- sponsive means and said member, said member being 5. In a pressure operated switchh-ousing having an air pressure inlet, a diaphragm responsive to air pressure changes, a contact element spaced from the diaphragm, connector posts adjacent the contact element and the con tact element biased towards the diaphragm and away a from the connector posts, a snap action disk within the housing separating the diaphragm and the contact element, said disc having a domed central portion adapted to freely contact projections on the contact element and the diaphragm, and said member freely seated on an interior portion ofthe housing so as to close off the contact element to pressure changes occurring between V the diaphragm and the snap-action member.

6. An air pressure operated snap action switch which includes, in combination, a housing having an air pressure inlet at one end, connector posts extending into the housing at the other end, said housing containing an air pressure responsive diaphragm next to the pressure inlet, a rigid backing element next to the diaphragm, a fixed nub extending inwardly from the backing element, a contact element spaced from the diaphragm and having a fixed nub extending inwardly, said contact element urged towards the diaphragm and away from the ends'of the connector posts, a snap actiondisc within the housing separating the contact element and the diaphragm, said disc having a domed central portion adapted to freely contact the nubs from the backing element and the contact element, and a rimmed edge freely seated on an interior portion of the housing so as to close off the contact element to pressure changes occurring between the diaphragm and the snap-action member.

References Cited in the file of this patent UNITED STATES PATENTS 2,935,581 Dobrikin May 3, 1960

Patent Citations
Cited PatentFiling datePublication dateApplicantTitle
US2070108 *Jun 16, 1931Feb 9, 1937Adolf BargeboerAdjusting device
US2077362 *Dec 13, 1934Apr 13, 1937Bosch RobertElectrical switch of the snap spring type
US2704551 *Dec 10, 1946Mar 22, 1955 ralston
US2935581 *Mar 20, 1957May 3, 1960Berg Airlectro Products CoSingle throw switch
Referenced by
Citing PatentFiling datePublication dateApplicantTitle
US3953692 *Jul 9, 1974Apr 27, 1976Hitachi, Ltd.Pressure responsive switch for converting pressure variations to electrical variations
US4091249 *Oct 6, 1976May 23, 1978Emerson Electric Co.Pressure sensitive electrical switch having a snap element
US4163964 *Feb 21, 1978Aug 7, 1979Texas Instruments IncorporatedPneumatic or hydraulic pressure sensors with several thresholds of response
US4200776 *Nov 13, 1978Apr 29, 1980General Electric CompanyControl device with grain oriented snap disk
US4287780 *Aug 6, 1979Sep 8, 1981General Electric CompanySnap-action member
US4330695 *Feb 27, 1980May 18, 1982General Electric CompanyControl device
US4351105 *Apr 6, 1981Sep 28, 1982General Electric CompanyMethod of making a control device
US5026615 *Aug 6, 1990Jun 25, 1991Eveready Battery Company, Inc.Electrochemical cell with disconnect switch device
EP0016519A1 *Feb 6, 1980Oct 1, 1980The Echlin Manufacturing CompanyPressure actuated switch

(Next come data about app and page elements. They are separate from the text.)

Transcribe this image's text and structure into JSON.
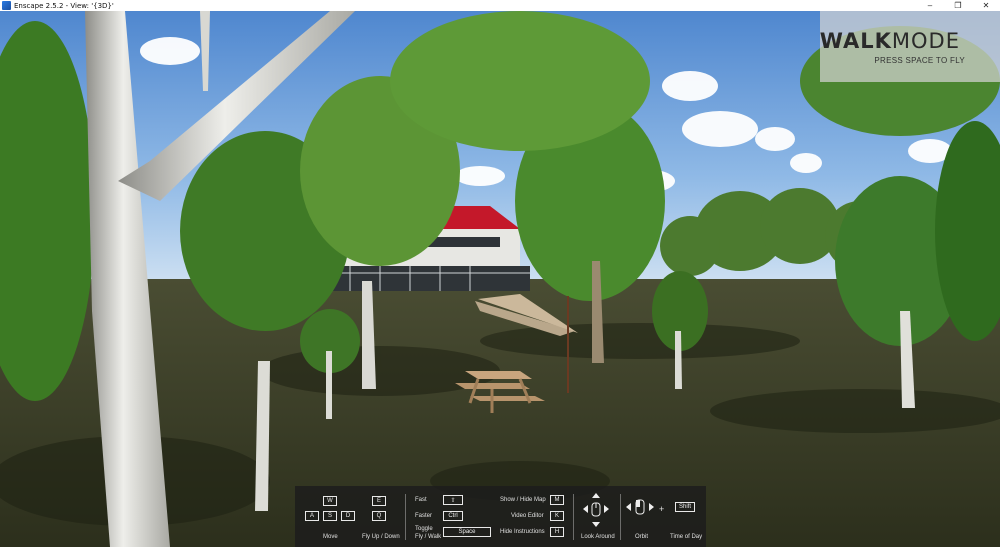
{
  "window": {
    "title": "Enscape 2.5.2 - View: '{3D}'",
    "controls": {
      "minimize": "–",
      "maximize": "❐",
      "close": "✕"
    }
  },
  "overlay": {
    "walk": "WALK",
    "mode": "MODE",
    "hint": "PRESS SPACE TO FLY"
  },
  "help": {
    "move": {
      "keys": [
        "W",
        "A",
        "S",
        "D"
      ],
      "label": "Move"
    },
    "fly": {
      "keys": [
        "E",
        "Q"
      ],
      "label": "Fly Up / Down"
    },
    "speed": {
      "fast_label": "Fast",
      "fast_key": "⇧",
      "faster_label": "Faster",
      "faster_key": "Ctrl",
      "toggle_label_1": "Toggle",
      "toggle_label_2": "Fly / Walk",
      "toggle_key": "Space"
    },
    "toggles": [
      {
        "label": "Show / Hide Map",
        "key": "M"
      },
      {
        "label": "Video Editor",
        "key": "K"
      },
      {
        "label": "Hide Instructions",
        "key": "H"
      }
    ],
    "look_label": "Look Around",
    "orbit_label": "Orbit",
    "plus": "+",
    "time_key": "Shift",
    "time_label": "Time of Day"
  },
  "colors": {
    "sky": "#6fa3dc",
    "grass": "#3d4128",
    "roof": "#c4182a",
    "panel": "#1c1c1c"
  }
}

EP0470726A1 *Jul 23, 1991Feb 12, 1992Eveready Battery Company, Inc.Circuit breaking switches, and cells comprising them
Classifications
U.S. Classification200/83.00P, 200/83.00R, 200/83.0SA

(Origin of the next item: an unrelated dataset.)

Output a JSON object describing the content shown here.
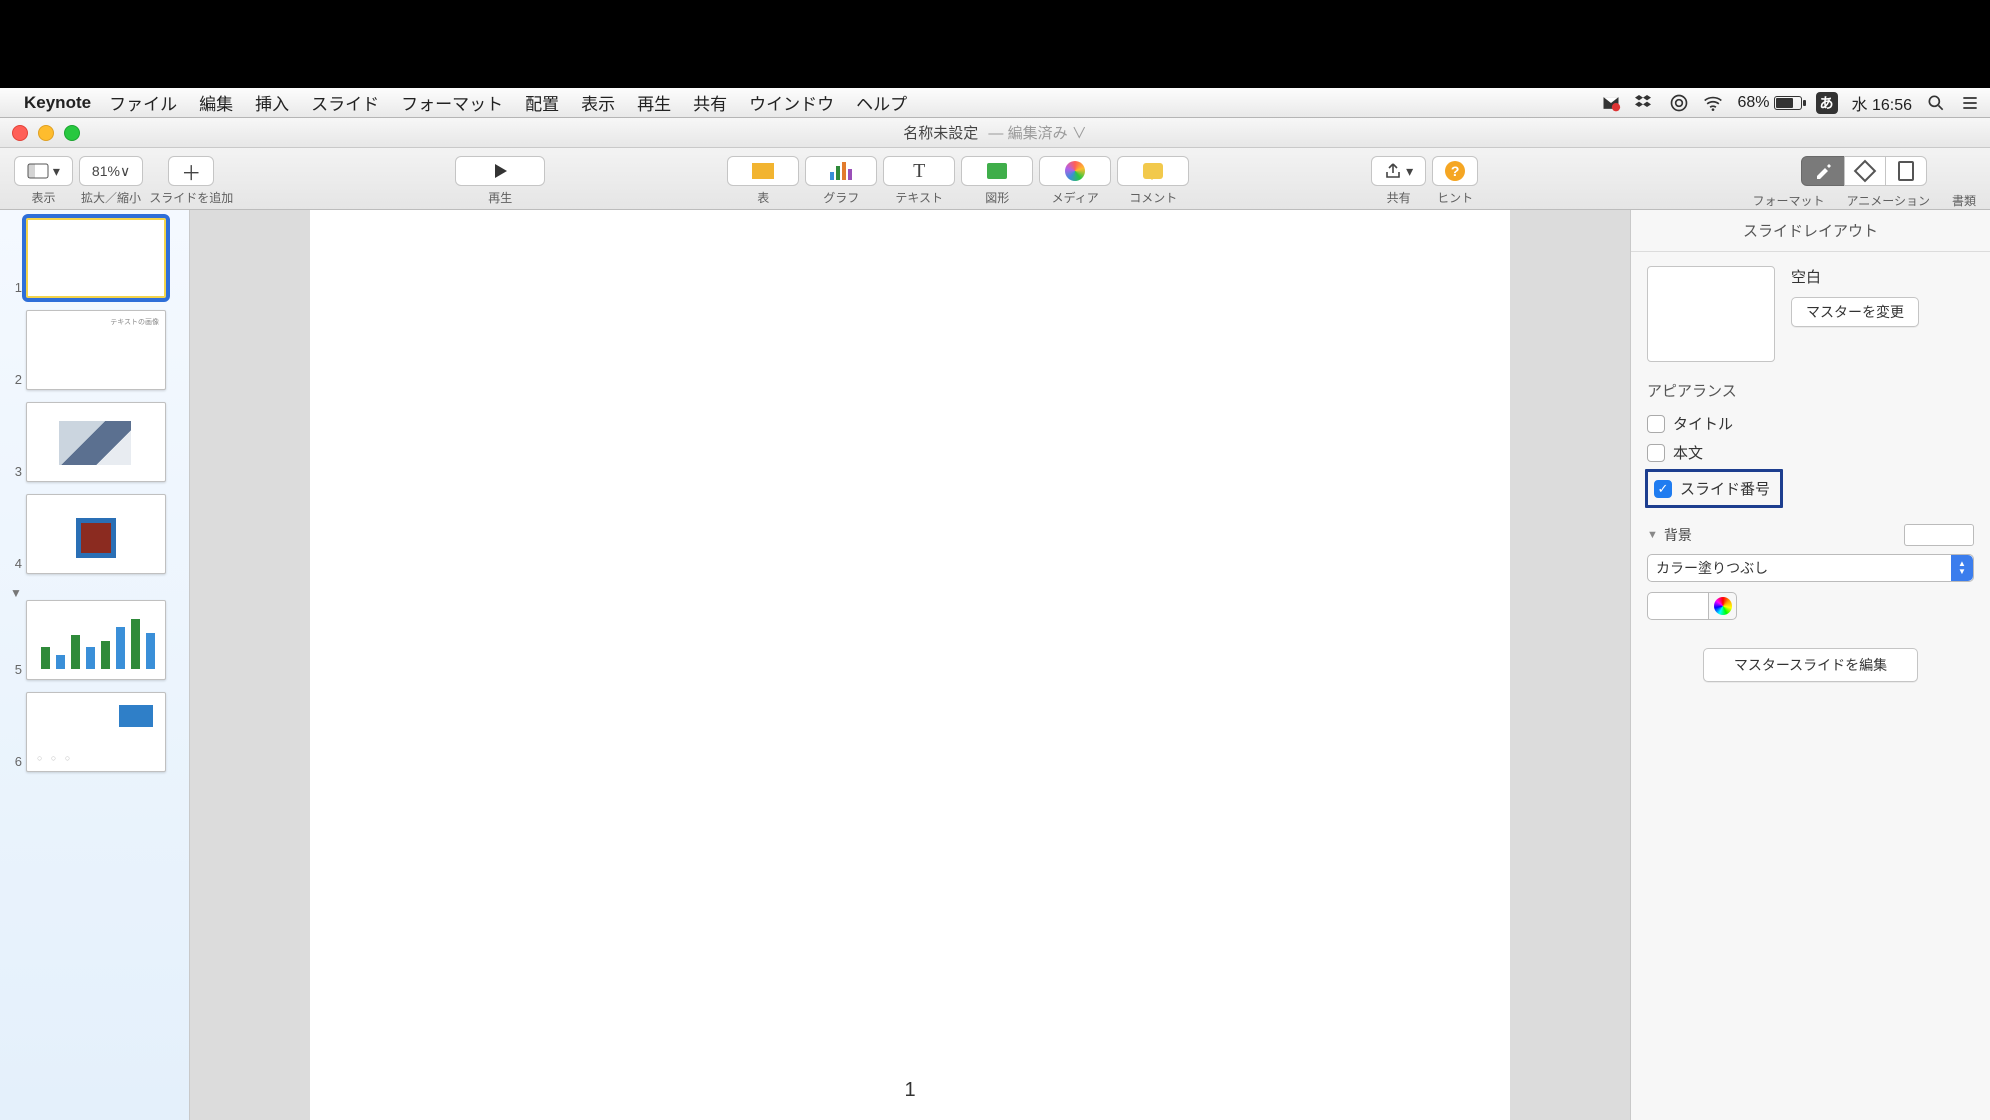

International ClassificationH01H35/24, H01H35/34
Cooperative ClassificationH01H35/34
European ClassificationH01H35/34